“A lack of interoperability among multiple team chat applications on smartphones and desktops can vex end users”.
At the time of writing, it was plainly obvious that collaboration platforms were locked down and designed to keep you in one place.
Fast forward to today.
Now, interoperability is beginning to happen within collaboration.
Imagine a world where Cisco and Microsoft could play together.
Interoperability across the board
All the big players are beginning to realize the need for interoperability, at some level.
Stating that most, if not all, customers that Cisco sells to have Microsoft products.
Rosenberg believes the real question people should be asking is around “can this work together in my system?” ie – interoperability.
Slack is pushing its own integration agenda with its ever-growing app directory.
There are over 1350 apps in the Slack app store today.
This is more than any of the major messaging players, which is a big draw for enterprises.

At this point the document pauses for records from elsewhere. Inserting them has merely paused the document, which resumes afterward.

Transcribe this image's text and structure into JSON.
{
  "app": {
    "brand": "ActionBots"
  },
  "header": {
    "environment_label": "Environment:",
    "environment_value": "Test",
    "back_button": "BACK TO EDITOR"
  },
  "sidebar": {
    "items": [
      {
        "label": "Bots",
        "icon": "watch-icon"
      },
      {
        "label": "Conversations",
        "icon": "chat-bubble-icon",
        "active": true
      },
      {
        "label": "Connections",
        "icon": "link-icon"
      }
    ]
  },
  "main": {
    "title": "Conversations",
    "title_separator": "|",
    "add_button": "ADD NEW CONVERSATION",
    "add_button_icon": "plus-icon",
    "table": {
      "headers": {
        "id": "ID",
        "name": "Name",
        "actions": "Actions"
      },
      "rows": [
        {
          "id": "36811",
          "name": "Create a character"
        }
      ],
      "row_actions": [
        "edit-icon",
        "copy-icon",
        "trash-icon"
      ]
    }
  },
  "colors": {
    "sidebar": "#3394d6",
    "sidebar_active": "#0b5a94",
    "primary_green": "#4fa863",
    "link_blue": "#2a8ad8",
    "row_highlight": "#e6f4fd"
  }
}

There are apps like the Cisco Webex Bot for Slack that takes steps for interoperability, but the focus is clearly on besting app integration.
Meanwhile, Microsoft is taking a more passive approach, letting everybody interoperate with them.
For example, opening up APIs to let Cisco CUCM work with Skype for Business.
Recognition for interoperability is clear, however, in Microsoft’s interoperability statement:
“Interoperability allows disparate information systems from multiple vendors to readily work together and exchange data”.
“Google is continuing to improve its collaboration products, but it still needs to integrate them with Gmail better,” said Irwin Lazar, an analyst at Nemertes Research, “for example, users should be able to launch a chat from a Gmail thread.”
There is simply no point in purchasing new IT if you are still stuck in one silo.
In the messaging world, you don’t want your users to change platforms every time they need to chat with a colleague that prefers a different platform.
Mio’s chat platform interoperability literally solves this problem.
Mio is simple to set up:
- Sync all the chat apps your teams use by creating your Mio Hub
- Team members in your Mio Hub can immediately chat in DMs or groups with members on other platforms
- File sharing, threaded messages, reactions and the ability to edit and delete messages are all supported
- New channels or spaces an employee is invited to will be synced in the primary chat platform they prefer to use.
To find out more about Mio’s chat platform interoperability, check out this demo video of cross-platform messaging.